Download Boxes here: Please note. You will need WinRar to extract this file. Vector Game Cover Templates v6 + Bonus Complete Vector Wii, Wii U, SNES, NES, GameBoy and Mega Drive Cover/Box Template as PSD (easily importable in AI) for custom cover creation. All icons, layer and co. Are vector shapes and lossless resizable. Download all 3 parts of the box art collection and unzip them. Place all of the files into the same directory. Using UberNES, click NES Database.Configure Box Art from the main menu. Select the proper box art directory by clicking the Browse button on the bottom-right corner of the configuration dialog.
So the UberNES box art feature sounds like a good idea, but do you really want to spend an afternoon searching around the Internet, downloading NES box art images, and linking them up with the proper NES games in UberNES, one-by-one? Of course not - that's why we created this collection.
This collection is an archive of NES box art images that can be quickly and easily downloaded and used with our NES emulator, UberNES. We simply gathered, cleaned-up, and properly renamed box art files from various websites and placed them into one big collection.
Using with UberNESTo use this collection with UberNES, you have to download and unzip the collection, then set the appropriate box art directory in UberNES. Here are the exact steps:
- Download all 3 parts of the box art collection and unzip them. Place all of the files into the same directory.
- Using UberNES, click NES Database...Configure Box Art from the main menu.
- Select the proper box art directory by clicking the Browse button on the bottom-right corner of the configuration dialog.
- Click the Restore All Default Links button on the dialog, and click Yes when prompted.
Super Nintendo Entertainment System 2D Box Pack.

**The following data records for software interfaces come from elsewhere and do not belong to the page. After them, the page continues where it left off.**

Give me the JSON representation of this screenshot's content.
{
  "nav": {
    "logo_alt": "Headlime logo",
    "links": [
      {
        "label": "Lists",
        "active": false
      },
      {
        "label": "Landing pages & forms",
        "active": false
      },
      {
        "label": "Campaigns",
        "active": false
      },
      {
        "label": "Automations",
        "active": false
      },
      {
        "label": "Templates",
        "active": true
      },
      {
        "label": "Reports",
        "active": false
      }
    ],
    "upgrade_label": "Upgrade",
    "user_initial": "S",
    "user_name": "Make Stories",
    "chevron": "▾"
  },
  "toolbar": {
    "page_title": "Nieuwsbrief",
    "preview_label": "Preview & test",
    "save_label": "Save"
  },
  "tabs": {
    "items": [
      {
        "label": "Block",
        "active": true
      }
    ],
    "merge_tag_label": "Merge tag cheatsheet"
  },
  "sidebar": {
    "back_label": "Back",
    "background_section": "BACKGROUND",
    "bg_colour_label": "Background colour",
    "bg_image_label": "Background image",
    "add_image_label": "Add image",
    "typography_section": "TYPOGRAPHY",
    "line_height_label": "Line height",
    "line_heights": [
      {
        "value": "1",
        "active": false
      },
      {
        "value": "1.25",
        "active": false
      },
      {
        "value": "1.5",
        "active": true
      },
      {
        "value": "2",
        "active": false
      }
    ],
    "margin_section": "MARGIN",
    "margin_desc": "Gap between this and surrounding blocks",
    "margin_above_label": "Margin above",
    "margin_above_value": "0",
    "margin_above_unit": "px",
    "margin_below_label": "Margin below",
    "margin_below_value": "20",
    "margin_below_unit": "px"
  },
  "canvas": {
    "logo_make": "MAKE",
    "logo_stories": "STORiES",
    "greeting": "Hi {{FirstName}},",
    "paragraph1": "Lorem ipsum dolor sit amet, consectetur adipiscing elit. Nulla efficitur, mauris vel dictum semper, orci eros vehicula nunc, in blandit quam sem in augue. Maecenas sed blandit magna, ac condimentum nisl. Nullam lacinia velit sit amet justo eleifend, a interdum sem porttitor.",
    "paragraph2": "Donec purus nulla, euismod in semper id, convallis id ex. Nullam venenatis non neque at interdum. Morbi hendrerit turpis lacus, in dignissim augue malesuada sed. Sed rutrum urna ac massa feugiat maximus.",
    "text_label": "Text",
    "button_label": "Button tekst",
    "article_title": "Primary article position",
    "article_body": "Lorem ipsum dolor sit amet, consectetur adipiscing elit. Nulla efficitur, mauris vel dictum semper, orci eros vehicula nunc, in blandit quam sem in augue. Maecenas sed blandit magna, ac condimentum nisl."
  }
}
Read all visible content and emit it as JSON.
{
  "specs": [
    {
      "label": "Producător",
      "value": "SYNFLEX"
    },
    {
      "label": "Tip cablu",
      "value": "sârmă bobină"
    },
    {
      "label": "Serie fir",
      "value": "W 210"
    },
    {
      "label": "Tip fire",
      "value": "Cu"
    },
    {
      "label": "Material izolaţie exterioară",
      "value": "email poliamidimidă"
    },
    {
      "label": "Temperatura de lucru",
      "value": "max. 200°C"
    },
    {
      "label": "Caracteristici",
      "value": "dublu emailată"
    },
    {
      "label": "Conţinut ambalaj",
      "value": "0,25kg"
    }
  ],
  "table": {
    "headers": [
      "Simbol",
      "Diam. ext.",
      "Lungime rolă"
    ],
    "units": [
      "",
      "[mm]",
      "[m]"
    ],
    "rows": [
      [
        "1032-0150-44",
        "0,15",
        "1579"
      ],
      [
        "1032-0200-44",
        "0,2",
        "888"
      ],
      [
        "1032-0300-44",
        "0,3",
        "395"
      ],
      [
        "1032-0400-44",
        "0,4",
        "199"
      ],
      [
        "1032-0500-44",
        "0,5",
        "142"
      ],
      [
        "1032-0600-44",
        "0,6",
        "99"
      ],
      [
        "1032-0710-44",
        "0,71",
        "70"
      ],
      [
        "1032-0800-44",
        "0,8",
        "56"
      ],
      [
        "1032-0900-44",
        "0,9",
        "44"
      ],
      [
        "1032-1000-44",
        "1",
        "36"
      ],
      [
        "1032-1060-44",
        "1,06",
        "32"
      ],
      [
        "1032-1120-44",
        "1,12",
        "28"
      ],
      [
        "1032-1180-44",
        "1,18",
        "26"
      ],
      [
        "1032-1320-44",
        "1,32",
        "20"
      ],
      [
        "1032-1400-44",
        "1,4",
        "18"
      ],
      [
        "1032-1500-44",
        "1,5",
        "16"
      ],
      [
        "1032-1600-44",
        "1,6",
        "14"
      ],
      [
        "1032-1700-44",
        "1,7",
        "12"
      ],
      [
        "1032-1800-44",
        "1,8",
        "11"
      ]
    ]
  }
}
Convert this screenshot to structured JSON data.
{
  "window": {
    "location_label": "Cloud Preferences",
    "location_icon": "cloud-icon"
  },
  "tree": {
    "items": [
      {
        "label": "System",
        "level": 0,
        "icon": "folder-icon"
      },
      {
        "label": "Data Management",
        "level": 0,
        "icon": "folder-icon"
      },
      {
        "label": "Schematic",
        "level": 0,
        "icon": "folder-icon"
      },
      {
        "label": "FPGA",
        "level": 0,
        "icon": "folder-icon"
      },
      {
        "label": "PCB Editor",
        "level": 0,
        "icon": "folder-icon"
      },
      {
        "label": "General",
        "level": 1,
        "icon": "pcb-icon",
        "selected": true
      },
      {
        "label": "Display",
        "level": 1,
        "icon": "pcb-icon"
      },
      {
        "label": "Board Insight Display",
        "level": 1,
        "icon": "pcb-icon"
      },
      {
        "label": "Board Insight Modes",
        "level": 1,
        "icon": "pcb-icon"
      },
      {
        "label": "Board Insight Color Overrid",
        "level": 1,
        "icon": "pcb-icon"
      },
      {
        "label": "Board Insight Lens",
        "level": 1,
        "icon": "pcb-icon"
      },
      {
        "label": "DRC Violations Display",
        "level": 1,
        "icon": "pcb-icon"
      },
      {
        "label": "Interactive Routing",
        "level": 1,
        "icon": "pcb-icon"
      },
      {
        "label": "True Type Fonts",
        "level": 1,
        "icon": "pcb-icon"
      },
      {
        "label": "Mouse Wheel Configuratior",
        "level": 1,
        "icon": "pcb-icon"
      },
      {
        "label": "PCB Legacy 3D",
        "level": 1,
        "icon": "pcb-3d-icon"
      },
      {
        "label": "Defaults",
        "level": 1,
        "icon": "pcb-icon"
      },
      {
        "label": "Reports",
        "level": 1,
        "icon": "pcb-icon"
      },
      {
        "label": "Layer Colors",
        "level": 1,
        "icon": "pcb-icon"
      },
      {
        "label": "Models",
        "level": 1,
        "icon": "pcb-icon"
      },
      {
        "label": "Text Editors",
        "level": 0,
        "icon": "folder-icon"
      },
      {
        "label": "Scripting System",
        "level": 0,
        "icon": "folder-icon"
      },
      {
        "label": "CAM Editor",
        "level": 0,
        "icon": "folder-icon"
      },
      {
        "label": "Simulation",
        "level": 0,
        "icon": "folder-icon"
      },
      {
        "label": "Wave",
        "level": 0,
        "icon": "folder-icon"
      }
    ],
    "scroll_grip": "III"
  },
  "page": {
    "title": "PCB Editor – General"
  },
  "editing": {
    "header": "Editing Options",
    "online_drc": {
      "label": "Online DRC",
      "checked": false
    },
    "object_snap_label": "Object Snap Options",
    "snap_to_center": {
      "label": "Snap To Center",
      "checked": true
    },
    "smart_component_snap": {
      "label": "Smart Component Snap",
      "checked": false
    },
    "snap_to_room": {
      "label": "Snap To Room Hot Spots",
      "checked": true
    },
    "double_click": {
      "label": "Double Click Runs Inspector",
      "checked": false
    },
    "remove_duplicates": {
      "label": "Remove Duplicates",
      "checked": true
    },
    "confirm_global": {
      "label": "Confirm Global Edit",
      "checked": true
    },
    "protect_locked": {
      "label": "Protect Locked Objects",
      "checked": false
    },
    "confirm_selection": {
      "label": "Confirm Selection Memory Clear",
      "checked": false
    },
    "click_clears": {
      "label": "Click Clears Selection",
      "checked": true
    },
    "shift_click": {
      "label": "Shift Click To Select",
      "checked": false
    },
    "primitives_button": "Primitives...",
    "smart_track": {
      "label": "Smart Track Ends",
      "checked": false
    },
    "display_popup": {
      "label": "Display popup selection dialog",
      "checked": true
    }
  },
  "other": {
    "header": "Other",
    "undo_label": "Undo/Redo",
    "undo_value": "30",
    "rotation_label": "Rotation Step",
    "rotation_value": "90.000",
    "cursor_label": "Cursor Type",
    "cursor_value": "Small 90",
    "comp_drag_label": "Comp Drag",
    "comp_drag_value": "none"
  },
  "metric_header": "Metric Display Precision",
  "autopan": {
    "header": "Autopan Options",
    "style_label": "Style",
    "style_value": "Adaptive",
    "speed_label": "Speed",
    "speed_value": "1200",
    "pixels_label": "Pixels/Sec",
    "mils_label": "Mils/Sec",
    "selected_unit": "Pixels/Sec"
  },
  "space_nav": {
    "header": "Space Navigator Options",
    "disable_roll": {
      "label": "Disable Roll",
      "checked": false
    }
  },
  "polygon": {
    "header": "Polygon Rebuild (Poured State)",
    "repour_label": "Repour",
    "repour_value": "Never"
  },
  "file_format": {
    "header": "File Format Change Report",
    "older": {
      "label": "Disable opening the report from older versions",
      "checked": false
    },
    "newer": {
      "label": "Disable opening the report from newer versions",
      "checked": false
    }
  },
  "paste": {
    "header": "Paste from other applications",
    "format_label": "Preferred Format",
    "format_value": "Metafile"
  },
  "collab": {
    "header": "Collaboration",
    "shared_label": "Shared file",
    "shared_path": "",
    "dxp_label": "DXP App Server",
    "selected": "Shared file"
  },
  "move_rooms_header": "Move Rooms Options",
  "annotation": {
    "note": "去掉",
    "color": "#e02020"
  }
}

What's New in Version 1.4. Released February 9, 2016. Downloads 10,467; Submitted May 12, 2015; Updated February.
NES Box Art LinksMany thanks to the following sites for providing archives of NES box art images:
Snes Box Art Complete Download Free
Whilst not having a distinctive style of cover art design of its own, like so many consoles of the previous generations did, the Super Famicom’s box profile would lend itself to a distinctive approach to box art layout.
Its long, portrait profile, when compared to the Famicom’s landscape (possibly to differentiate between the two at a retail level), would allow for larger, more detailed character arts to be displayed, but would be an Achilles heel when the same artworks were reused overseas. Super Famicom cover arts such as Castlevania: Dracula XX, Super Metroid, Prince of Persia and Secret of Mana would lose their heightened grandeur due to the inevitable cropping required to fit the SNES’s landscape box profile. Later this landscape profile would be adopted in Japan, with publisher Square being a notable employer of it.
The general level of Japanese artistry, it could be argued, increased with the generational jump (an observation that can be seen across many formats), with a sound reason being the enlarged number of noted illustrators and Mangaka’s being drafted to take up duties. They would, a majority of times, be assigned the role of character designer and be responsible for the in-game character designs along with promotional material.
The Super Famicom’s catalogue would see an influx of western games being ported as American and European publishers started to heavily develop for the system. The same could not be said for predecessor, the Famicom, whose box art catalogue is almost exclusively Japanese designed. Subsequently, this western influx would be some of the first tastes the Japanese had of foreign box arts. Covers for European and American titles such as DOOM,Populous, Another World (Outer World in Japan), Flashback, and Drakkhen would all make the transition unchanged.
Plenty of western box arts would still find themselves redundant in place of a Japanese artist’s own interpretation. The more fantasy/ adventure based titles would generally remain somewhat Americanised in design (see Wolfenstein 3D, Populous II, Pitfall: The Mayan Adventure, and Might and Magic II), whilst the heavily character led games would adopt a more traditional Manga or anime style of art – Super Turrican, Lester the Unlikely, Soccer Kid, Pipe Dream and Lost Vikings being examples - but it would often be as ill fitting as America’s take of Japanese character art.
After a fairly moot period that lasted throughout the latter part of the 80’s, American box art design would bounce back with the help of their cartoonists and comic book alumni. Illustrators such as Greg Winters (Super Double Dragon, Final Fight 3), Mick McGinty (Street Fighter II/ Turbo/ Super), Glenn Fabry (Speedball II, The Incredible Hulk) and Greg Martin (Super Bomberman) would see to Americanising Japan’s cover art efforts, whilst trying to sit in line with what Sega’s Mega Drive and its “cooler” and more mature promotional art was delivering.
Donkey Kong Country’s box art deserves special mention as one of the earliest examples (if not the first) to use computer art as its primary medium within console gaming. All cover arts, for both the Super Famicom and SNES, before Country and the vast majority after would still use traditional art techniques.